# WORK INSTRUCTIONS:
Retype the lines from the one containing "Give me the" through the last line of the entries below, exactly and in full, omitting every image.

# PROVIDED ENTRIES:
==================================================
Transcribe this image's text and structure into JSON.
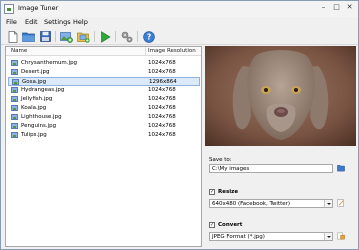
{
  "window": {
    "title": "Image Tuner"
  },
  "menu": [
    "File",
    "Edit",
    "Settings",
    "Help"
  ],
  "toolbar": {
    "icons": [
      "new-icon",
      "open-folder-icon",
      "save-icon",
      "add-images-icon",
      "add-folder-icon",
      "run-icon",
      "settings-icon",
      "help-icon"
    ]
  },
  "list": {
    "col_name": "Name",
    "col_resolution": "Image Resolution",
    "rows": [
      {
        "name": "Chrysanthemum.jpg",
        "res": "1024x768"
      },
      {
        "name": "Desert.jpg",
        "res": "1024x768"
      },
      {
        "name": "Gosa.jpg",
        "res": "1296x864"
      },
      {
        "name": "Hydrangeas.jpg",
        "res": "1024x768"
      },
      {
        "name": "Jellyfish.jpg",
        "res": "1024x768"
      },
      {
        "name": "Koala.jpg",
        "res": "1024x768"
      },
      {
        "name": "Lighthouse.jpg",
        "res": "1024x768"
      },
      {
        "name": "Penguins.jpg",
        "res": "1024x768"
      },
      {
        "name": "Tulips.jpg",
        "res": "1024x768"
      }
    ],
    "selected_index": 2
  },
  "options": {
    "save_to_label": "Save to:",
    "save_to_value": "C:\\My images",
    "resize_label": "Resize",
    "resize_checked": true,
    "resize_value": "640x480 (Facebook, Twitter)",
    "convert_label": "Convert",
    "convert_checked": true,
    "convert_value": "JPEG Format (*.jpg)"
  },
  "colors": {
    "accent": "#dce9f9",
    "selection_border": "#8fb2e0"
  }
}
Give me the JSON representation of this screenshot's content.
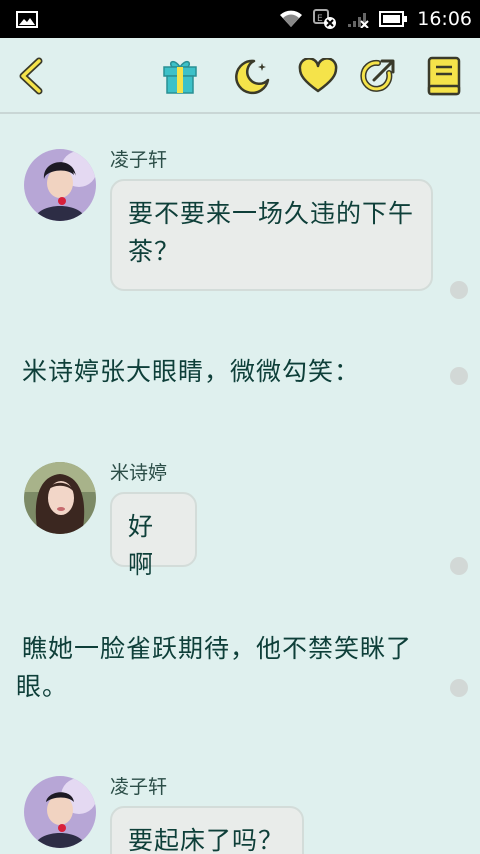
{
  "status_bar": {
    "time": "16:06",
    "icons": [
      "gallery-icon",
      "wifi-icon",
      "data-off-icon",
      "signal-icon",
      "battery-icon"
    ]
  },
  "toolbar": {
    "icons": [
      "back-icon",
      "gift-icon",
      "moon-icon",
      "heart-icon",
      "share-icon",
      "book-icon"
    ],
    "accent": "#f5e34a"
  },
  "messages": [
    {
      "type": "chat",
      "speaker": "凌子轩",
      "text": "要不要来一场久违的下午茶？"
    },
    {
      "type": "narration",
      "text": "米诗婷张大眼睛，微微勾笑："
    },
    {
      "type": "chat",
      "speaker": "米诗婷",
      "text": "好啊"
    },
    {
      "type": "narration",
      "text": "瞧她一脸雀跃期待，他不禁笑眯了眼。"
    },
    {
      "type": "chat",
      "speaker": "凌子轩",
      "text": "要起床了吗？"
    }
  ]
}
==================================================
# EXERCISE OUTPUT:
Give me the JSON representation of this screenshot's content.
{
  "status_bar": {
    "time": "16:06",
    "icons": [
      "gallery-icon",
      "wifi-icon",
      "data-off-icon",
      "signal-icon",
      "battery-icon"
    ]
  },
  "toolbar": {
    "icons": [
      "back-icon",
      "gift-icon",
      "moon-icon",
      "heart-icon",
      "share-icon",
      "book-icon"
    ],
    "accent": "#f5e34a"
  },
  "messages": [
    {
      "type": "chat",
      "speaker": "凌子轩",
      "text": "要不要来一场久违的下午茶？"
    },
    {
      "type": "narration",
      "text": "米诗婷张大眼睛，微微勾笑："
    },
    {
      "type": "chat",
      "speaker": "米诗婷",
      "text": "好啊"
    },
    {
      "type": "narration",
      "text": "瞧她一脸雀跃期待，他不禁笑眯了眼。"
    },
    {
      "type": "chat",
      "speaker": "凌子轩",
      "text": "要起床了吗？"
    }
  ]
}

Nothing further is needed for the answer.